Have you ever posted a new job listing online and dealt with thousands of applications flooding in? 

Sifting through waterfalls of resumes and cover letters is a daunting task that can take eons. With so many choices, what if the perfect candidate slips through the cracks? 

The answer to finding the right employees isn’t only in the way you filter, it’s in how you explain the job to begin with. There are other ways to engage applicants outside of creating a specific, readable, well-formatted posting; describing the company culture, benefits, and what it’s really like to work there will draw in qualified candidates.

step one: first impressions matter

First impressions matter; candidates judge job posting books by their covers. The first step to writing a great job post is defining the work right out of the gate with a descriptive title and summary. Titles should accurately reflect the job seniority level (assistant, senior, etc.), and one to three sentence summaries should provide a snapshot of main responsibilities. Be clear about whether the job is full time, part time, paid internship, or unpaid internship.

step two: be exact, use strong action verbs

With great power comes great responsibility. List five to 10 key responsibilities using strong, present tense action verbs (“coordinate X and Y teams” or “coach new hires”). Illustrate exactly what percentage of time specific duties will take so applicants have a good idea of what each day will entail.

step three: state what you want; don't ignore salary and benefits

Be precise about qualification requirements, and don’t ignore salary and benefits. Headline which qualifications are required and which ones are preferred. This includes computer knowledge, industry experience, education, certifications, licenses, and any other technical proficiency. 

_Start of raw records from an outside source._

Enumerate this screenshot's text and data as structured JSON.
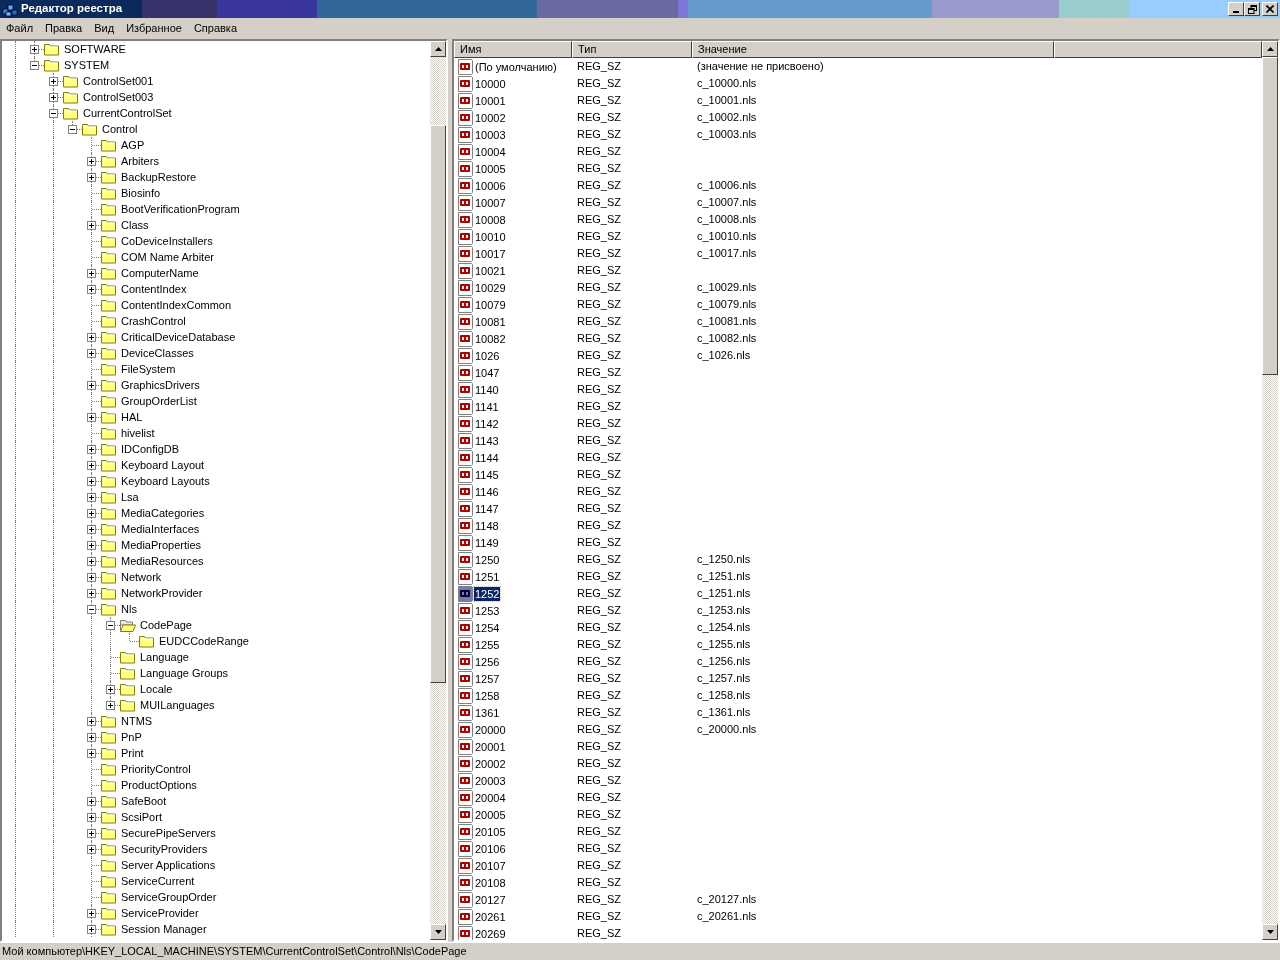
{
  "window": {
    "title": "Редактор реестра"
  },
  "menu": [
    "Файл",
    "Правка",
    "Вид",
    "Избранное",
    "Справка"
  ],
  "tree": [
    {
      "name": "SOFTWARE",
      "expanded": false,
      "selected": false
    },
    {
      "name": "SYSTEM",
      "expanded": true,
      "selected": false,
      "children": [
        {
          "name": "ControlSet001",
          "expanded": false,
          "selected": false
        },
        {
          "name": "ControlSet003",
          "expanded": false,
          "selected": false
        },
        {
          "name": "CurrentControlSet",
          "expanded": true,
          "selected": false,
          "continues": true,
          "children": [
            {
              "name": "Control",
              "expanded": true,
              "selected": false,
              "children": [
                {
                  "name": "AGP",
                  "selected": false
                },
                {
                  "name": "Arbiters",
                  "expanded": false,
                  "selected": false
                },
                {
                  "name": "BackupRestore",
                  "expanded": false,
                  "selected": false
                },
                {
                  "name": "Biosinfo",
                  "selected": false
                },
                {
                  "name": "BootVerificationProgram",
                  "selected": false
                },
                {
                  "name": "Class",
                  "expanded": false,
                  "selected": false
                },
                {
                  "name": "CoDeviceInstallers",
                  "selected": false
                },
                {
                  "name": "COM Name Arbiter",
                  "selected": false
                },
                {
                  "name": "ComputerName",
                  "expanded": false,
                  "selected": false
                },
                {
                  "name": "ContentIndex",
                  "expanded": false,
                  "selected": false
                },
                {
                  "name": "ContentIndexCommon",
                  "selected": false
                },
                {
                  "name": "CrashControl",
                  "selected": false
                },
                {
                  "name": "CriticalDeviceDatabase",
                  "expanded": false,
                  "selected": false
                },
                {
                  "name": "DeviceClasses",
                  "expanded": false,
                  "selected": false
                },
                {
                  "name": "FileSystem",
                  "selected": false
                },
                {
                  "name": "GraphicsDrivers",
                  "expanded": false,
                  "selected": false
                },
                {
                  "name": "GroupOrderList",
                  "selected": false
                },
                {
                  "name": "HAL",
                  "expanded": false,
                  "selected": false
                },
                {
                  "name": "hivelist",
                  "selected": false
                },
                {
                  "name": "IDConfigDB",
                  "expanded": false,
                  "selected": false
                },
                {
                  "name": "Keyboard Layout",
                  "expanded": false,
                  "selected": false
                },
                {
                  "name": "Keyboard Layouts",
                  "expanded": false,
                  "selected": false
                },
                {
                  "name": "Lsa",
                  "expanded": false,
                  "selected": false
                },
                {
                  "name": "MediaCategories",
                  "expanded": false,
                  "selected": false
                },
                {
                  "name": "MediaInterfaces",
                  "expanded": false,
                  "selected": false
                },
                {
                  "name": "MediaProperties",
                  "expanded": false,
                  "selected": false
                },
                {
                  "name": "MediaResources",
                  "expanded": false,
                  "selected": false
                },
                {
                  "name": "Network",
                  "expanded": false,
                  "selected": false
                },
                {
                  "name": "NetworkProvider",
                  "expanded": false,
                  "selected": false
                },
                {
                  "name": "Nls",
                  "expanded": true,
                  "selected": false,
                  "children": [
                    {
                      "name": "CodePage",
                      "expanded": true,
                      "selected": true,
                      "children": [
                        {
                          "name": "EUDCCodeRange",
                          "selected": false
                        }
                      ]
                    },
                    {
                      "name": "Language",
                      "selected": false
                    },
                    {
                      "name": "Language Groups",
                      "selected": false
                    },
                    {
                      "name": "Locale",
                      "expanded": false,
                      "selected": false
                    },
                    {
                      "name": "MUILanguages",
                      "expanded": false,
                      "selected": false
                    }
                  ]
                },
                {
                  "name": "NTMS",
                  "expanded": false,
                  "selected": false
                },
                {
                  "name": "PnP",
                  "expanded": false,
                  "selected": false
                },
                {
                  "name": "Print",
                  "expanded": false,
                  "selected": false
                },
                {
                  "name": "PriorityControl",
                  "selected": false
                },
                {
                  "name": "ProductOptions",
                  "selected": false
                },
                {
                  "name": "SafeBoot",
                  "expanded": false,
                  "selected": false
                },
                {
                  "name": "ScsiPort",
                  "expanded": false,
                  "selected": false
                },
                {
                  "name": "SecurePipeServers",
                  "expanded": false,
                  "selected": false
                },
                {
                  "name": "SecurityProviders",
                  "expanded": false,
                  "selected": false
                },
                {
                  "name": "Server Applications",
                  "selected": false
                },
                {
                  "name": "ServiceCurrent",
                  "selected": false
                },
                {
                  "name": "ServiceGroupOrder",
                  "selected": false
                },
                {
                  "name": "ServiceProvider",
                  "expanded": false,
                  "selected": false
                },
                {
                  "name": "Session Manager",
                  "expanded": false,
                  "selected": false,
                  "continues": true
                }
              ]
            }
          ]
        }
      ]
    }
  ],
  "columns": [
    "Имя",
    "Тип",
    "Значение"
  ],
  "rows": [
    {
      "name": "(По умолчанию)",
      "type": "REG_SZ",
      "value": "(значение не присвоено)",
      "selected": false
    },
    {
      "name": "10000",
      "type": "REG_SZ",
      "value": "c_10000.nls",
      "selected": false
    },
    {
      "name": "10001",
      "type": "REG_SZ",
      "value": "c_10001.nls",
      "selected": false
    },
    {
      "name": "10002",
      "type": "REG_SZ",
      "value": "c_10002.nls",
      "selected": false
    },
    {
      "name": "10003",
      "type": "REG_SZ",
      "value": "c_10003.nls",
      "selected": false
    },
    {
      "name": "10004",
      "type": "REG_SZ",
      "selected": false
    },
    {
      "name": "10005",
      "type": "REG_SZ",
      "selected": false
    },
    {
      "name": "10006",
      "type": "REG_SZ",
      "value": "c_10006.nls",
      "selected": false
    },
    {
      "name": "10007",
      "type": "REG_SZ",
      "value": "c_10007.nls",
      "selected": false
    },
    {
      "name": "10008",
      "type": "REG_SZ",
      "value": "c_10008.nls",
      "selected": false
    },
    {
      "name": "10010",
      "type": "REG_SZ",
      "value": "c_10010.nls",
      "selected": false
    },
    {
      "name": "10017",
      "type": "REG_SZ",
      "value": "c_10017.nls",
      "selected": false
    },
    {
      "name": "10021",
      "type": "REG_SZ",
      "selected": false
    },
    {
      "name": "10029",
      "type": "REG_SZ",
      "value": "c_10029.nls",
      "selected": false
    },
    {
      "name": "10079",
      "type": "REG_SZ",
      "value": "c_10079.nls",
      "selected": false
    },
    {
      "name": "10081",
      "type": "REG_SZ",
      "value": "c_10081.nls",
      "selected": false
    },
    {
      "name": "10082",
      "type": "REG_SZ",
      "value": "c_10082.nls",
      "selected": false
    },
    {
      "name": "1026",
      "type": "REG_SZ",
      "value": "c_1026.nls",
      "selected": false
    },
    {
      "name": "1047",
      "type": "REG_SZ",
      "selected": false
    },
    {
      "name": "1140",
      "type": "REG_SZ",
      "selected": false
    },
    {
      "name": "1141",
      "type": "REG_SZ",
      "selected": false
    },
    {
      "name": "1142",
      "type": "REG_SZ",
      "selected": false
    },
    {
      "name": "1143",
      "type": "REG_SZ",
      "selected": false
    },
    {
      "name": "1144",
      "type": "REG_SZ",
      "selected": false
    },
    {
      "name": "1145",
      "type": "REG_SZ",
      "selected": false
    },
    {
      "name": "1146",
      "type": "REG_SZ",
      "selected": false
    },
    {
      "name": "1147",
      "type": "REG_SZ",
      "selected": false
    },
    {
      "name": "1148",
      "type": "REG_SZ",
      "selected": false
    },
    {
      "name": "1149",
      "type": "REG_SZ",
      "selected": false
    },
    {
      "name": "1250",
      "type": "REG_SZ",
      "value": "c_1250.nls",
      "selected": false
    },
    {
      "name": "1251",
      "type": "REG_SZ",
      "value": "c_1251.nls",
      "selected": false
    },
    {
      "name": "1252",
      "type": "REG_SZ",
      "value": "c_1251.nls",
      "selected": true
    },
    {
      "name": "1253",
      "type": "REG_SZ",
      "value": "c_1253.nls",
      "selected": false
    },
    {
      "name": "1254",
      "type": "REG_SZ",
      "value": "c_1254.nls",
      "selected": false
    },
    {
      "name": "1255",
      "type": "REG_SZ",
      "value": "c_1255.nls",
      "selected": false
    },
    {
      "name": "1256",
      "type": "REG_SZ",
      "value": "c_1256.nls",
      "selected": false
    },
    {
      "name": "1257",
      "type": "REG_SZ",
      "value": "c_1257.nls",
      "selected": false
    },
    {
      "name": "1258",
      "type": "REG_SZ",
      "value": "c_1258.nls",
      "selected": false
    },
    {
      "name": "1361",
      "type": "REG_SZ",
      "value": "c_1361.nls",
      "selected": false
    },
    {
      "name": "20000",
      "type": "REG_SZ",
      "value": "c_20000.nls",
      "selected": false
    },
    {
      "name": "20001",
      "type": "REG_SZ",
      "selected": false
    },
    {
      "name": "20002",
      "type": "REG_SZ",
      "selected": false
    },
    {
      "name": "20003",
      "type": "REG_SZ",
      "selected": false
    },
    {
      "name": "20004",
      "type": "REG_SZ",
      "selected": false
    },
    {
      "name": "20005",
      "type": "REG_SZ",
      "selected": false
    },
    {
      "name": "20105",
      "type": "REG_SZ",
      "selected": false
    },
    {
      "name": "20106",
      "type": "REG_SZ",
      "selected": false
    },
    {
      "name": "20107",
      "type": "REG_SZ",
      "selected": false
    },
    {
      "name": "20108",
      "type": "REG_SZ",
      "selected": false
    },
    {
      "name": "20127",
      "type": "REG_SZ",
      "value": "c_20127.nls",
      "selected": false
    },
    {
      "name": "20261",
      "type": "REG_SZ",
      "value": "c_20261.nls",
      "selected": false
    },
    {
      "name": "20269",
      "type": "REG_SZ",
      "selected": false
    }
  ],
  "status_bar": "Мой компьютер\\HKEY_LOCAL_MACHINE\\SYSTEM\\CurrentControlSet\\Control\\Nls\\CodePage"
}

Whenever possible, include information about salary range, health benefits, savings benefits (401k), flexible work options, and vacation time.

step four: share basic info about your company

Who will they be working for? Use a short paragraph to outline some basic information about your company, such as industry, size, goals, and headquarters. You can also list the number of states and countries where the business has presence. Include a few details about who the candidate would report to, such as where they stand in the corporate structure, and whether you have a mentorship program to help them connect and grow.

Salary and day-to-day tasks matter, but giving your job description a little personal flair to reflect what a company is really like to work for will attract candidates who can’t wait to be part of the team. After all, isn’t getting a handful of stellar applications better than sorting through thousands of duds?